Averhoff hopes to record with his new group, and he's been discussing the possibility of serving as music director for the string of restaurant-nightclubs George Hamilton plans to open in South Florida. (The first, Hamiltons Miami, is due to open next month.)
Like everyone else in O'Hara's tonight, Hamilton watches and listens as Averhoff continues his solo, the warm tone of his saxophone caressing the song's subtle chord changes. Then he veers into turbulence, expressed in sudden shrieks. It's a beautiful dance along the tightrope, and when Averhoff's impassioned improvisation trails off to make room for the pianist's solo, the crowd roars its approval.
Without hesitation Averhoff gestures with his beloved horn, the one he's had since he was a teenager in Cuba, toward a happy Ana Maria. He beams at her, and for a moment he looks like a little boy who can't conceal his crush on a classmate. It's a love story he was narrating with that horn, one crammed full of hardships and, finally, triumph.
As the spotlight shifts to the piano, Averhoff is ecstatic. Unable to contain himself he walks off stage, circles the club, and shows up at his wife's side, where he gives her a kiss.
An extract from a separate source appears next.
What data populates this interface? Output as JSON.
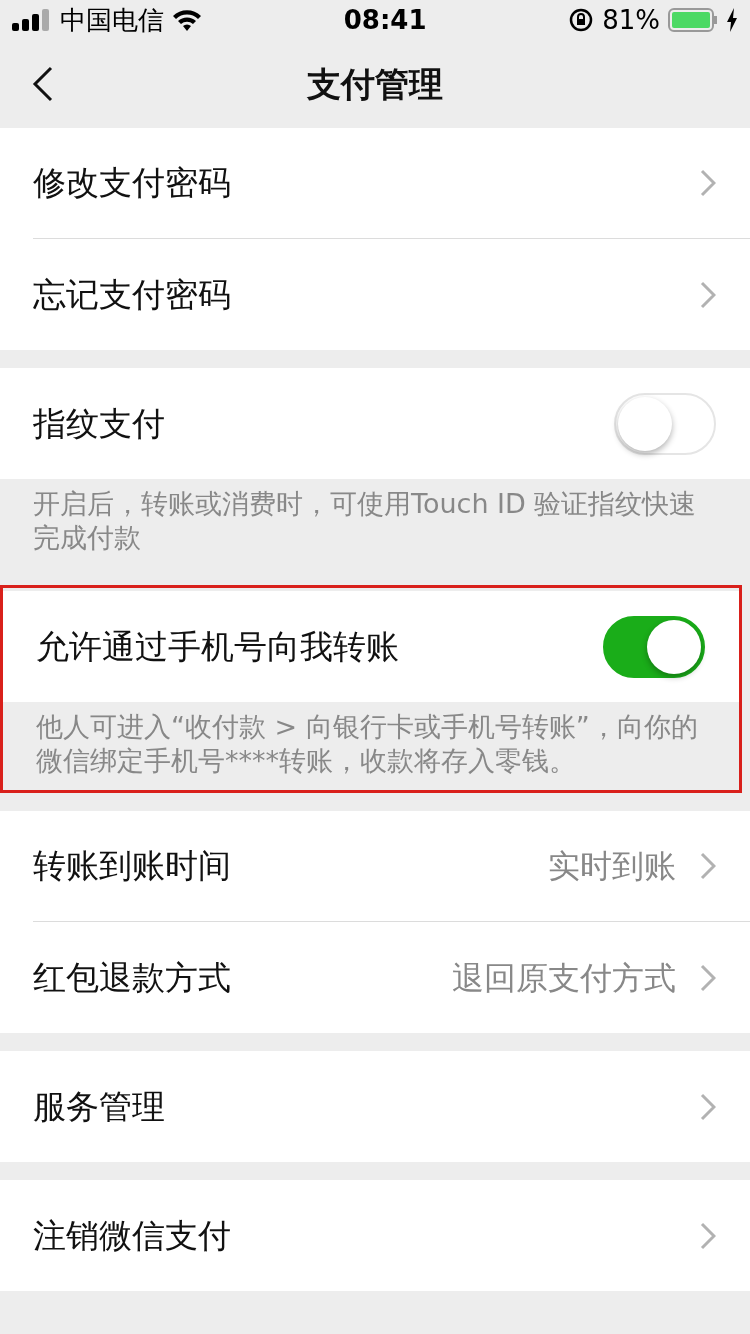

The Carlos Averhoff Quintet will perform at O'Hara's Pub and Jazz Cafe, 722 E. Las Olas Blvd. in Fort Lauderdale on Monday, June 29, at 9 pm. Call 954-524-2801 for details.